College President Carol Lucey: Impact would kill Western Nevada College
In September, Western Nevada College President Carol Lucey said 14 percent budget cuts would mean crowded classes, nursing students being turned away and vacant professorships.
But the budget proposed by Gov. Jim Gibbons calls for overall cuts at WNC of 38 percent and she says that would kill the college.
“If you take 40 percent out of this college, you don’t have a college,” she said.
WNC has campuses in Carson City, Douglas County and Fallon. Learning centers are in Fernley, Hawthorne, Lovelock, Smith Valley and Yerington.
Lucey said the first round of cuts last fall took $3 million from WNC’s budgets. That shut down the surgical technician program and automotive tech, cut the number of class sections from 1,073 to 935. Empty positions include the college’s engineer, one math teacher and a chemist. It put an end to the prison education program. All vacant positions have been frozen since mid 2007.
Cuts of nearly 40 percent, she said, add up to another $6 million and take the budget from $25.6 million this year to $15.9 million in fiscal 2010.
Lucey said the budget crisis couldn’t come at a worse time.
The Northwest Commission on Colleges and Universities comes for an accreditation
site visit in March and one of the things they watch most closely is the adequacy and stability of financial resources.
One alternative suggested by some has been to raise tuition. Lucey said it would require increasing the $60 per credit fee by at least 140 percent at WNC.
“To do that to them (students) in a state that has no need-based financial aid would destroy them,” she said. “We know they can’t afford it so the tuition option is not really an option.”
Another suggested target is the community based programs, which critics often describe as the “basket weaving” classes. Lucey said it’s impossible to save much money there because those programs are self-supporting, paid for by the students who take them.
She said, the only place to get that much money would be by breaking contracts signed with professional employees.
“The only way to cut another $6 million by July 1 would be to break those contracts.”
She said that would require the Board of Regents to declare a “financial exigency,” which would almost certainly cost WNC it’s accreditation. And that, she said, would destroy the system of higher education’s bond rating and result in litigation by students and staff. She said it would also ensure the college would be unable to hire talented professors in the future.
And it would make WNC and the rest of the system ineligible for federal financial aid programs ” including GI benefits.
“A GI comes back from three years in Iraq and he’s got a shiny new GI bill,” she said. “But he can’t use it in Nevada.”
She said a large number of Nevadans, especially seniors, don’t want to pay higher taxes.
“But those seniors are going to need services,” she said. “Are there going to be the EMTs? Are there going to be nurses in the hospitals to care for you?
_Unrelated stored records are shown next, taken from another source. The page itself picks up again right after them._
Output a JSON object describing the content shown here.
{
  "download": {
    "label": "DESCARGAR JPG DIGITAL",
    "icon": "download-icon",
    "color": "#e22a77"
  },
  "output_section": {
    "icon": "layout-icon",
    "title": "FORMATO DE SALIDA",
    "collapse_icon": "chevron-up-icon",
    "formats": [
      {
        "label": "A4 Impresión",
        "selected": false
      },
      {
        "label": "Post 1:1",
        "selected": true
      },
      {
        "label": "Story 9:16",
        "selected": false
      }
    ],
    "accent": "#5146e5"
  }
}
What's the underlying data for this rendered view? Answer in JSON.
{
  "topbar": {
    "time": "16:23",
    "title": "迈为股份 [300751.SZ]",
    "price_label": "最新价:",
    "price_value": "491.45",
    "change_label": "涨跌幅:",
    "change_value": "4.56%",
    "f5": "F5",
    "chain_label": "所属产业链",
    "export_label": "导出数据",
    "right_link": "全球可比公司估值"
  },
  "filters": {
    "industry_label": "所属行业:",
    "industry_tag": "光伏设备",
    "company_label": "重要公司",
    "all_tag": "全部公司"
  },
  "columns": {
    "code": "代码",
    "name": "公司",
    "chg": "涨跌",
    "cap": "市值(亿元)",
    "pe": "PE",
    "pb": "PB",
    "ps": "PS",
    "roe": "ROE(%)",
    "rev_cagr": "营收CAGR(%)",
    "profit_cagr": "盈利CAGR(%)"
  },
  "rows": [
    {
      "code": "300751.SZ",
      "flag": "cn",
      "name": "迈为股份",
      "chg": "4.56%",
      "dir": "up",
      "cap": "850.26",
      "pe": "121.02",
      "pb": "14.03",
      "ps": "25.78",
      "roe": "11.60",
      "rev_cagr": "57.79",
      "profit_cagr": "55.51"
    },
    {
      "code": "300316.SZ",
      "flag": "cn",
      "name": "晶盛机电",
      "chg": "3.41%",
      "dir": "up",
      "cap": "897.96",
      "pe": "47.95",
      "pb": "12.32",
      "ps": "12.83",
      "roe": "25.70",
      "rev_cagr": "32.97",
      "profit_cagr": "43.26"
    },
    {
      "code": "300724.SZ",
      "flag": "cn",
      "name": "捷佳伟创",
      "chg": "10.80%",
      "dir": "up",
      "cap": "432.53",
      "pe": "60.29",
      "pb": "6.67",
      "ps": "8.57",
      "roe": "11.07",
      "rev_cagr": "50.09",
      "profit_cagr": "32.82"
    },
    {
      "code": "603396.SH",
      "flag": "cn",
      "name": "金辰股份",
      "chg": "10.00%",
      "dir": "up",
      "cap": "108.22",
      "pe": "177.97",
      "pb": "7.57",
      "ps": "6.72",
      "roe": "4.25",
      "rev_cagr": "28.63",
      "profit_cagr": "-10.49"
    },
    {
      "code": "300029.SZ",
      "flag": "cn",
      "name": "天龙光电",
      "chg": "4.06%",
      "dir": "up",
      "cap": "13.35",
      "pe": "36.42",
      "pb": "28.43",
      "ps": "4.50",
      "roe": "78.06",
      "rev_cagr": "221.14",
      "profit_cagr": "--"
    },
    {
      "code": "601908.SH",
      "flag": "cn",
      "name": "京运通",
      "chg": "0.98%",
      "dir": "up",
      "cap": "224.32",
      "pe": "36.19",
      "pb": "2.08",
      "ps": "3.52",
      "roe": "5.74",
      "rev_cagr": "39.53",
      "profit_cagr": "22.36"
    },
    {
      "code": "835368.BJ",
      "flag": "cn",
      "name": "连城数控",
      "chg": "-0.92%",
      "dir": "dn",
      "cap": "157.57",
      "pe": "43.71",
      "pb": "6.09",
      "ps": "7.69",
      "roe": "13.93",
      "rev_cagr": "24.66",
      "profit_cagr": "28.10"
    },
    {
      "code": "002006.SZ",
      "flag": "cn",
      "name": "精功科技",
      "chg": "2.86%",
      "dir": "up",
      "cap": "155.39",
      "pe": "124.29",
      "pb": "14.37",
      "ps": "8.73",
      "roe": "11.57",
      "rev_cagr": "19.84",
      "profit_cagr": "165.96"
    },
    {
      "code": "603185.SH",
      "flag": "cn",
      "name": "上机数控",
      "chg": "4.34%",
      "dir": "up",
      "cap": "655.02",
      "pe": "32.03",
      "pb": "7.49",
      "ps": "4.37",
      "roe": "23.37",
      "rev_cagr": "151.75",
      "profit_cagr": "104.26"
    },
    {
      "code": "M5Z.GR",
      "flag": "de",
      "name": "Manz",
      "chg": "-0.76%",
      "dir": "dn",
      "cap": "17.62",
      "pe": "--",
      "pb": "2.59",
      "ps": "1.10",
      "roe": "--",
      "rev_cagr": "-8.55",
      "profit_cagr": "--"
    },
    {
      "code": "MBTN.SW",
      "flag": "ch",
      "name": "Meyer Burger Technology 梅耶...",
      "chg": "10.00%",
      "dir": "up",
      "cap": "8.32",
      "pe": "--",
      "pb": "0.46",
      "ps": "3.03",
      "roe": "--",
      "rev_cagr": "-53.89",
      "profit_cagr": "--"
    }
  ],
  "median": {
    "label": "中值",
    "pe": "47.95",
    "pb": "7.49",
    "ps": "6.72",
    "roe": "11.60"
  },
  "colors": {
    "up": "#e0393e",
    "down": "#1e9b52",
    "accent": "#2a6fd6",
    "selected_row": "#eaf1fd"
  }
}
Are there going to be people to provide long term care?”
She said WNC also trains the police and firemen and other service providers needed in the community.
All this, she said, comes as WNC is making real progress in increasing the percentage of students attending full time working toward a degree or transfer to UNR. And with the recession, she said many more are seeking classes to improve their job skills.
Instead of cutting back, she said the school should be expanding applied science and technology classes in programs such as the automotive, welding, information technology and nursing programs.